My mother was recovering from a nasty bout of pneumonia, slowly and in her own stylish way. “Yesterday I got dressed,” she told me. “Today I got dressed and put on lipstick.’’ “The hairdresser called to see if I was dead,” she continued. She had not missed a hairdressing appointment since 1963. She also never misses tea. Every afternoon at 4 p.m., my mother has tea.
There is a process to it. The teapot needs to be warmed through first before the hot water is added, and she can tell when you skip this step. Always tea leaves, not tea bags. The leaves are strained by her small tea strainer. She even strains the leaves for her dachshund. “No one wants tea leaves in their tea,” she would say, placing the saucer of tea on the floor for the dog.
Milk, cold, is poured in after—never first. Milk in first reveals an awful lot apparently. There is a tray that fits the teapot, the tea cozy, the tea strainer, the cup, the saucer, the teaspoon.
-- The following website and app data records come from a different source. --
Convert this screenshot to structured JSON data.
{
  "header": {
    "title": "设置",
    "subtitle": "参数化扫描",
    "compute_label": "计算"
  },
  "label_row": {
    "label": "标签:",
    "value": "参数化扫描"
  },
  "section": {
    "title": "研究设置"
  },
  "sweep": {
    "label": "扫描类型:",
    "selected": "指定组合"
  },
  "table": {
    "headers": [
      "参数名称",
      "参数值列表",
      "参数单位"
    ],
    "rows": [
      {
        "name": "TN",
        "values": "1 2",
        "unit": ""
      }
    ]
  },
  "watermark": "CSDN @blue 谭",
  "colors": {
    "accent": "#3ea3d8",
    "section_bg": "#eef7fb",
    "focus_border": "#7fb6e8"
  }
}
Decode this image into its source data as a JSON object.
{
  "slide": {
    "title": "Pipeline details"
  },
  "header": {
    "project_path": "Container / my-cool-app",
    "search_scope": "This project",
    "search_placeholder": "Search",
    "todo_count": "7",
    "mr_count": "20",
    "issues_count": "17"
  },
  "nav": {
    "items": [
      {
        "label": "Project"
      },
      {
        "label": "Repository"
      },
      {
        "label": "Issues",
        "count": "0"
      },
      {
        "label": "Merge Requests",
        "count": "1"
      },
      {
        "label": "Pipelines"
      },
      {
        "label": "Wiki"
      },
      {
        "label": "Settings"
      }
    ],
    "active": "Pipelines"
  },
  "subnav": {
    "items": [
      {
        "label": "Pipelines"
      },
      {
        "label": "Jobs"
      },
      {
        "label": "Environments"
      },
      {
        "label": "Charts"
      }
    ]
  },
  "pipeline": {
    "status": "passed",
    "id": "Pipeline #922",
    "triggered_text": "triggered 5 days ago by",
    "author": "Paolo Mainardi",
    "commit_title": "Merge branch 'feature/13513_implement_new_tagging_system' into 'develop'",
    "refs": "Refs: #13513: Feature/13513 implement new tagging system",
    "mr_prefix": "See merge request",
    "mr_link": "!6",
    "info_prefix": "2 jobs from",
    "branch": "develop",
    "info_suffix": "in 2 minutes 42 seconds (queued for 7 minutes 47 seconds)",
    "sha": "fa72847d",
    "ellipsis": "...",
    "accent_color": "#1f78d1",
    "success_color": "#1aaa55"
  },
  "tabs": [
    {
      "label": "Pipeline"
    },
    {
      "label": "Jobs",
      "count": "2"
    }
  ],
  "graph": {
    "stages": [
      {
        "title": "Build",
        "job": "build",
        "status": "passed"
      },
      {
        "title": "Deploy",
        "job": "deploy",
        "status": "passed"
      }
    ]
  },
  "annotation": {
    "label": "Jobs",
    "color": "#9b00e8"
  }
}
The ivory-handled tea knife, the plate with the hot crumpet and the small, starched tea napkin, which must not be confused with the breakfast napkin or the lunch and dinner napkin. They are quite a different size. These all also fit perfectly into place on the tea tray, which is layered with one of her tray cloths, embroidered with her grandfather’s initials.
Sometimes we risk going out for tea. The Dorchester tearoom was considered slightly suspect at first, with fussy, fashion-inspired tea cakes. Olivia joined us there. Olivia used to be our head of design when my lifestyle brand was still running. She is French and terribly chic, so it all felt very fitting to be enjoying Prêt-à-Portea. (Don’t let that little clever pun slip by you.) Olivia enjoyed herself until my mother began telling some family stories, which ended with one about an uncle on my father’s side who died at only a few months old when a wasp flew into his throat. Poor Olivia, I could see her eyes widening in horror. I tried to divert the storytelling by offering her a praline croquant.
Get the recipe for Chocolate Brownies with Fresh Raspberries.
Text excerpted from An Entertaining Story by India Hicks with lifestyle photography by India Hicks and Brittan Goetz and food photography by David Loftus (Rizzoli New York, 2020)